(Component data from apps and pages)
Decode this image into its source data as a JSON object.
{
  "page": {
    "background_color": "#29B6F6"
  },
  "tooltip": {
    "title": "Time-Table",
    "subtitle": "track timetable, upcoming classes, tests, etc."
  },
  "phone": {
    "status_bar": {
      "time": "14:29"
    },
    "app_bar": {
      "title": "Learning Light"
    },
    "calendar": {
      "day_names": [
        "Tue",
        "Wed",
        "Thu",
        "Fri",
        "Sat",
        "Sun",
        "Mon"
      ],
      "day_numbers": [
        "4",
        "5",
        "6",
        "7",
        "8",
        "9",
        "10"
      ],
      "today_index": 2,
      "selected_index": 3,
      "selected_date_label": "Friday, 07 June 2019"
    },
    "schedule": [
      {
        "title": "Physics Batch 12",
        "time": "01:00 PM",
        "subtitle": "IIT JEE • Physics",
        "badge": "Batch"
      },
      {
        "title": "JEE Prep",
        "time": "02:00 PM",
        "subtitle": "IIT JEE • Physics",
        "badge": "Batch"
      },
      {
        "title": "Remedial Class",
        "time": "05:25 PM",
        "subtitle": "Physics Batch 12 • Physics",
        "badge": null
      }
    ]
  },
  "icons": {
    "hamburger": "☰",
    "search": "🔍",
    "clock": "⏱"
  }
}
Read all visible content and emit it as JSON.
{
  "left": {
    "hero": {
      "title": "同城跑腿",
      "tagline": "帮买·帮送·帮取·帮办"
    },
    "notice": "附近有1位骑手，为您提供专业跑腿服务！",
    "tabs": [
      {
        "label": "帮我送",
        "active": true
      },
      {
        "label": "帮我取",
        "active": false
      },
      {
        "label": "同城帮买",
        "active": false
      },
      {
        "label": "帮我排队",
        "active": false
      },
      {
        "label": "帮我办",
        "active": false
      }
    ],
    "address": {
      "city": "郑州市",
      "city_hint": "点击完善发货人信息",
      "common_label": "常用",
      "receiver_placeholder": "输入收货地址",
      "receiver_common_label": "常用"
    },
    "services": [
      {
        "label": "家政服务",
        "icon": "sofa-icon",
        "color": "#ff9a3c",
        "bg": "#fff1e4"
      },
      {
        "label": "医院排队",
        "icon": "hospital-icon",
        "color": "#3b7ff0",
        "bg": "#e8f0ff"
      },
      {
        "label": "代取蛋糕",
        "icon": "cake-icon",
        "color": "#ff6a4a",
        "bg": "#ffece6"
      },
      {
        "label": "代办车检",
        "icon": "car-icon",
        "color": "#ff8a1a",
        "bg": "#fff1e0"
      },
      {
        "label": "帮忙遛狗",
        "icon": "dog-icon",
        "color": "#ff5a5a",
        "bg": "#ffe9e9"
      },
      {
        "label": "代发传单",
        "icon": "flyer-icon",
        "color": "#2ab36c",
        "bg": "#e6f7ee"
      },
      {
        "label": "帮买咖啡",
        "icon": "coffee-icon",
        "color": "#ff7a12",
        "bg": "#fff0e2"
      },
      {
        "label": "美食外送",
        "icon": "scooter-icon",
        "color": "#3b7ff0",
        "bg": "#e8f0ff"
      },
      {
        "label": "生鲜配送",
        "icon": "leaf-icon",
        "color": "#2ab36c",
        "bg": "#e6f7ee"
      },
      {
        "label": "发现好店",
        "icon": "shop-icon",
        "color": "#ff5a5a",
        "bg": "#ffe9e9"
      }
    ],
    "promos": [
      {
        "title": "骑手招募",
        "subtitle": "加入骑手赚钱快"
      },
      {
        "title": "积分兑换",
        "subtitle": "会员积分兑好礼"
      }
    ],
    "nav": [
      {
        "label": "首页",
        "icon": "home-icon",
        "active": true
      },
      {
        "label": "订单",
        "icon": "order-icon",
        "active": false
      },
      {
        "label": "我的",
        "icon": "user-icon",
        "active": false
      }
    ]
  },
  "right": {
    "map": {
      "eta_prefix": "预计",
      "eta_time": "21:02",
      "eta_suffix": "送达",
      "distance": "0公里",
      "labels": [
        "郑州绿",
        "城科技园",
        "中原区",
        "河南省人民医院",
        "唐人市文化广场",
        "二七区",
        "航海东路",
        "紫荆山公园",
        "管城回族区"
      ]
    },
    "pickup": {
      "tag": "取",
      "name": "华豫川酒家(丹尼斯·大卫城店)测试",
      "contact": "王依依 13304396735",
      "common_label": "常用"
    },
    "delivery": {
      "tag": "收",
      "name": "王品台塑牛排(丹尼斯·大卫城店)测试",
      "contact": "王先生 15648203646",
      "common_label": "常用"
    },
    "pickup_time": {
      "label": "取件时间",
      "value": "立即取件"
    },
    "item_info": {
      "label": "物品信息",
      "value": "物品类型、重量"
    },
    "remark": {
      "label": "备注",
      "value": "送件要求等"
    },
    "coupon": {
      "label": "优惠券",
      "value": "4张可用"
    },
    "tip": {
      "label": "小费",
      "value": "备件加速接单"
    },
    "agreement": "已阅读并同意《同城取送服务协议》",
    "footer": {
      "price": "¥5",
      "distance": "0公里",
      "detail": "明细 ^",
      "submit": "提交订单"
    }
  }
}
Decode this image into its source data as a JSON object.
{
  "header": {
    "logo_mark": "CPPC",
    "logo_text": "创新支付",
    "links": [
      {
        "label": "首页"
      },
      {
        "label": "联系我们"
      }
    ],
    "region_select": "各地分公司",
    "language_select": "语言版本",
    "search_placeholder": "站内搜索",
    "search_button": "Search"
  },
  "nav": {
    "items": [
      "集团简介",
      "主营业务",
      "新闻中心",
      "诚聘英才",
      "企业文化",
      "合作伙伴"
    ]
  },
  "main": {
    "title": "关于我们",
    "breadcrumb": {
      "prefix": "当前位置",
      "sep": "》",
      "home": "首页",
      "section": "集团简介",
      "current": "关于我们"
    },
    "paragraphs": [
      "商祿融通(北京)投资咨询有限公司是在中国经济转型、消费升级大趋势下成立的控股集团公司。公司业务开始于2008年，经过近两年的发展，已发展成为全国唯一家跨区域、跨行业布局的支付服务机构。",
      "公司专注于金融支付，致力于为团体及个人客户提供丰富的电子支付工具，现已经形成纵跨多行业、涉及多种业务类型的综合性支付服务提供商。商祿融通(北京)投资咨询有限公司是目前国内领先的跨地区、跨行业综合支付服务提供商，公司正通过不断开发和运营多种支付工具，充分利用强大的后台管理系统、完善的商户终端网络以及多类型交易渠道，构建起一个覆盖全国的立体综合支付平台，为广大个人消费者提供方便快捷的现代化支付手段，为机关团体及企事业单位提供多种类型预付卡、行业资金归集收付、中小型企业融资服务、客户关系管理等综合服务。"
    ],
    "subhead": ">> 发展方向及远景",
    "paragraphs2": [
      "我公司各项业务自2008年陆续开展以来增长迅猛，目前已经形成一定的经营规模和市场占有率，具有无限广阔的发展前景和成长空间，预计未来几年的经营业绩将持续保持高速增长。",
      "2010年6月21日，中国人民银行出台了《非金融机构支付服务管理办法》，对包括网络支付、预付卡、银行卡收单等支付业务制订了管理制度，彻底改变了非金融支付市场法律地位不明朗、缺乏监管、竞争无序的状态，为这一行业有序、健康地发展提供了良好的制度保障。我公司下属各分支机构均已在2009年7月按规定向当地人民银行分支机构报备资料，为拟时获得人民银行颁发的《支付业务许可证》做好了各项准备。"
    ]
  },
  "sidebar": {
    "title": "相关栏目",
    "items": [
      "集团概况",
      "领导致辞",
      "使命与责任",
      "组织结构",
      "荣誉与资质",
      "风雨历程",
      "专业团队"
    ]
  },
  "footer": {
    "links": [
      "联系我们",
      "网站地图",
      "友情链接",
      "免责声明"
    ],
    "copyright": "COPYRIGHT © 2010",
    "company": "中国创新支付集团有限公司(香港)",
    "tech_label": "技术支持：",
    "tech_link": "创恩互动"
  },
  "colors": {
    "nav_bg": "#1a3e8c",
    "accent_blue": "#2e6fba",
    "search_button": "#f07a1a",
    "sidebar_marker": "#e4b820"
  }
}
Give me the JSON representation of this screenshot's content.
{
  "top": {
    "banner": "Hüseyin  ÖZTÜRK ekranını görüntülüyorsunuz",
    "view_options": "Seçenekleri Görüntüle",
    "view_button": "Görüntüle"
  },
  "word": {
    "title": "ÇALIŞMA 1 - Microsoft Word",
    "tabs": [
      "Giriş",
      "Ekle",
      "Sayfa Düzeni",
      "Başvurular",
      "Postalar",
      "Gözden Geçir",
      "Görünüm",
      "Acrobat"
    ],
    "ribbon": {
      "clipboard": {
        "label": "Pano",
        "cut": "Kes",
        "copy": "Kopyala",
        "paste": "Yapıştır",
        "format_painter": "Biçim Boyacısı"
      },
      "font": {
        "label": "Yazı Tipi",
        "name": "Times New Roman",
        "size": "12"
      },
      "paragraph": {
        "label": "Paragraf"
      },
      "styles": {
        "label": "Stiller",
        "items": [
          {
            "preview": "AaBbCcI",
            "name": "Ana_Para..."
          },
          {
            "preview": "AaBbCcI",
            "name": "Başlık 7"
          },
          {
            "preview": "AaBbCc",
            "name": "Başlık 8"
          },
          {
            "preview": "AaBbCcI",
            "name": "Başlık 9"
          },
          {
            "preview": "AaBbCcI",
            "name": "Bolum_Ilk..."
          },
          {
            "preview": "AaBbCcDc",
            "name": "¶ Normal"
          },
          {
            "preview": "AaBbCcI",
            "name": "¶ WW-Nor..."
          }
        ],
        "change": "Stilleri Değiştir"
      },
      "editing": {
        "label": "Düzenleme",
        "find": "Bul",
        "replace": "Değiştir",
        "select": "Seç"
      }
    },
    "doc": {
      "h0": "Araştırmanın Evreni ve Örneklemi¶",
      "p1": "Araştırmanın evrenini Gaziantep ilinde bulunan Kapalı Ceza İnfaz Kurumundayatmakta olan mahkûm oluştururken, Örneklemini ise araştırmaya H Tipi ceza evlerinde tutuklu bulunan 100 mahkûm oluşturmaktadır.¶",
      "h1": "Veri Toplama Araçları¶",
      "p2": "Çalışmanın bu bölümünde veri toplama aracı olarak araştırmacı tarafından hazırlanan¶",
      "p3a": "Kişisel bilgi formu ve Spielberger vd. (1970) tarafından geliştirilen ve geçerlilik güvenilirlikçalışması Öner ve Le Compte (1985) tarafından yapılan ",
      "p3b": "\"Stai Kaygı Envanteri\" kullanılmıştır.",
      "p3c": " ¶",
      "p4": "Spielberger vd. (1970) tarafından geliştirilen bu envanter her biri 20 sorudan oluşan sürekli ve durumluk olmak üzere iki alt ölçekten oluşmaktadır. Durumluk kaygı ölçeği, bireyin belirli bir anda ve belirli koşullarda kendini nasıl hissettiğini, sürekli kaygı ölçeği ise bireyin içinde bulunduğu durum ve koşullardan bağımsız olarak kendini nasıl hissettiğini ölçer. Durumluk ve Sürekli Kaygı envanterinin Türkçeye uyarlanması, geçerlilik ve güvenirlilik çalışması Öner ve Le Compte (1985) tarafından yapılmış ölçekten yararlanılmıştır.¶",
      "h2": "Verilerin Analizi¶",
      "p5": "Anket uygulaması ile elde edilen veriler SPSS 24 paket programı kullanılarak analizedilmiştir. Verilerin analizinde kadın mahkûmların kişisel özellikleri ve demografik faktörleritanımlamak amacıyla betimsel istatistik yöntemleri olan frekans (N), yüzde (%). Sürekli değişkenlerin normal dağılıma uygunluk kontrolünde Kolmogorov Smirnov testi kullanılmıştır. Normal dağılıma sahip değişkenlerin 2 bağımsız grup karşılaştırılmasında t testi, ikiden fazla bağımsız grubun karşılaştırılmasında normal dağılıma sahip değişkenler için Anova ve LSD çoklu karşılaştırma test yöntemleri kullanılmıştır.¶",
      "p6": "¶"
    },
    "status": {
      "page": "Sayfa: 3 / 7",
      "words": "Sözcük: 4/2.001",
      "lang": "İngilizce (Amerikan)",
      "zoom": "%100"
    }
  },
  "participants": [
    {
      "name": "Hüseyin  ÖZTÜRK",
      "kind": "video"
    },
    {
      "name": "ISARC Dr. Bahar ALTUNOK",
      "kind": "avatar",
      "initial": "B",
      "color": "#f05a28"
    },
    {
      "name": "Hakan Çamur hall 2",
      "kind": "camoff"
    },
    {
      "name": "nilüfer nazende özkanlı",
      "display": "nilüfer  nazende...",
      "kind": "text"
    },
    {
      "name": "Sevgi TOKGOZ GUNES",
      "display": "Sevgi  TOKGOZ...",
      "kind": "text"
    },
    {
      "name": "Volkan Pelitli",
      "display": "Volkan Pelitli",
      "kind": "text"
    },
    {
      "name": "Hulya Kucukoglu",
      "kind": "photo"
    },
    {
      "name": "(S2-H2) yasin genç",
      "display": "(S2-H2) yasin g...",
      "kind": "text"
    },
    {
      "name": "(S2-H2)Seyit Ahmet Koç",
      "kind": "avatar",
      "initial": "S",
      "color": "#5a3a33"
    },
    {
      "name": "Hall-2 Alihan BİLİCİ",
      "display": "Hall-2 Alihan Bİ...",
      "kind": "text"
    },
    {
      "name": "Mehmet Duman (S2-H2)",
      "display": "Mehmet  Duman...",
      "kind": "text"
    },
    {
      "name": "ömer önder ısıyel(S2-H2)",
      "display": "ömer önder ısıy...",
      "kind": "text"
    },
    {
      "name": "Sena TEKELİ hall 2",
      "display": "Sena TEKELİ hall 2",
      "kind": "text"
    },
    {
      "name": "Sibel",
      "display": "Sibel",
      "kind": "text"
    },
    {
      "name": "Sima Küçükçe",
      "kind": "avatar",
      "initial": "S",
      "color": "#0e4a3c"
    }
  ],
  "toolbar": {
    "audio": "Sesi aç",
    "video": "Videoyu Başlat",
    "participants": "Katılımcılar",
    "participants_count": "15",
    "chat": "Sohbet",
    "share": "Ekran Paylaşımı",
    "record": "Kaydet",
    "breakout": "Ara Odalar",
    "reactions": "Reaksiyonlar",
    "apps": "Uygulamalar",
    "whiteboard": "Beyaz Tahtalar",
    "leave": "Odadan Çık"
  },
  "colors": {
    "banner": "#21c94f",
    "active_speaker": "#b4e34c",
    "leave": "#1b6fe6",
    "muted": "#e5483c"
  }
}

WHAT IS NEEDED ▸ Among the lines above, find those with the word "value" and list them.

EXPECTED ANSWER ▸
      "value": "立即取件"
      "value": "物品类型、重量"
      "value": "送件要求等"
      "value": "4张可用"
      "value": "备件加速接单"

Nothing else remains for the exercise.